**Exercise details:**
Copy the listing below in full, exactly.

[Start of section]

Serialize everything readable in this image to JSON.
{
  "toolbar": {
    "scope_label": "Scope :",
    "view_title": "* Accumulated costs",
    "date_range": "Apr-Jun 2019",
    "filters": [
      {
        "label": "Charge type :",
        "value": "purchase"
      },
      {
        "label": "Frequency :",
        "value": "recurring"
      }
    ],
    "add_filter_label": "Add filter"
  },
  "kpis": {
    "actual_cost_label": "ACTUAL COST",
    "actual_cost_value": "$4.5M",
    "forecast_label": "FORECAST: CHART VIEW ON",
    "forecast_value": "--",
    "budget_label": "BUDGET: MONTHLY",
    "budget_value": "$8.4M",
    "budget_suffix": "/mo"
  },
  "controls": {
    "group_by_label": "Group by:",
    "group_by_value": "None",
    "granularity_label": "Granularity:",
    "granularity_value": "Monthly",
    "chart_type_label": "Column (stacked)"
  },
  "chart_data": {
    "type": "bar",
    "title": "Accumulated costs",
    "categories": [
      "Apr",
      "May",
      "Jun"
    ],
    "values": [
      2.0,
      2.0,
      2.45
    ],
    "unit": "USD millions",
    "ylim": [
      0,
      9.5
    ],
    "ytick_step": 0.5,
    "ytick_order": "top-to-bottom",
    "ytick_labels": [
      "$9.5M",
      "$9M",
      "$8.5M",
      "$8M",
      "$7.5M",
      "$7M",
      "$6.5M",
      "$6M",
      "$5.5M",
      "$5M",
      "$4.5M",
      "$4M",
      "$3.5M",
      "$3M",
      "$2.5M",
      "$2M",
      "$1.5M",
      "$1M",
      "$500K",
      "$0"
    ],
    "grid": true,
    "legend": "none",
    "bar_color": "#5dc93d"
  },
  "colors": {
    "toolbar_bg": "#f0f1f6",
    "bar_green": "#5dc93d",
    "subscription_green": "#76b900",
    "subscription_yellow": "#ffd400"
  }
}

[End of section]

**Solution for this exercise:**
Serialize everything readable in this image to JSON.
{
  "toolbar": {
    "scope_label": "Scope :",
    "view_title": "* Accumulated costs",
    "date_range": "Apr-Jun 2019",
    "filters": [
      {
        "label": "Charge type :",
        "value": "purchase"
      },
      {
        "label": "Frequency :",
        "value": "recurring"
      }
    ],
    "add_filter_label": "Add filter"
  },
  "kpis": {
    "actual_cost_label": "ACTUAL COST",
    "actual_cost_value": "$4.5M",
    "forecast_label": "FORECAST: CHART VIEW ON",
    "forecast_value": "--",
    "budget_label": "BUDGET: MONTHLY",
    "budget_value": "$8.4M",
    "budget_suffix": "/mo"
  },
  "controls": {
    "group_by_label": "Group by:",
    "group_by_value": "None",
    "granularity_label": "Granularity:",
    "granularity_value": "Monthly",
    "chart_type_label": "Column (stacked)"
  },
  "chart_data": {
    "type": "bar",
    "title": "Accumulated costs",
    "categories": [
      "Apr",
      "May",
      "Jun"
    ],
    "values": [
      2.0,
      2.0,
      2.45
    ],
    "unit": "USD millions",
    "ylim": [
      0,
      9.5
    ],
    "ytick_step": 0.5,
    "ytick_order": "top-to-bottom",
    "ytick_labels": [
      "$9.5M",
      "$9M",
      "$8.5M",
      "$8M",
      "$7.5M",
      "$7M",
      "$6.5M",
      "$6M",
      "$5.5M",
      "$5M",
      "$4.5M",
      "$4M",
      "$3.5M",
      "$3M",
      "$2.5M",
      "$2M",
      "$1.5M",
      "$1M",
      "$500K",
      "$0"
    ],
    "grid": true,
    "legend": "none",
    "bar_color": "#5dc93d"
  },
  "colors": {
    "toolbar_bg": "#f0f1f6",
    "bar_green": "#5dc93d",
    "subscription_green": "#76b900",
    "subscription_yellow": "#ffd400"
  }
}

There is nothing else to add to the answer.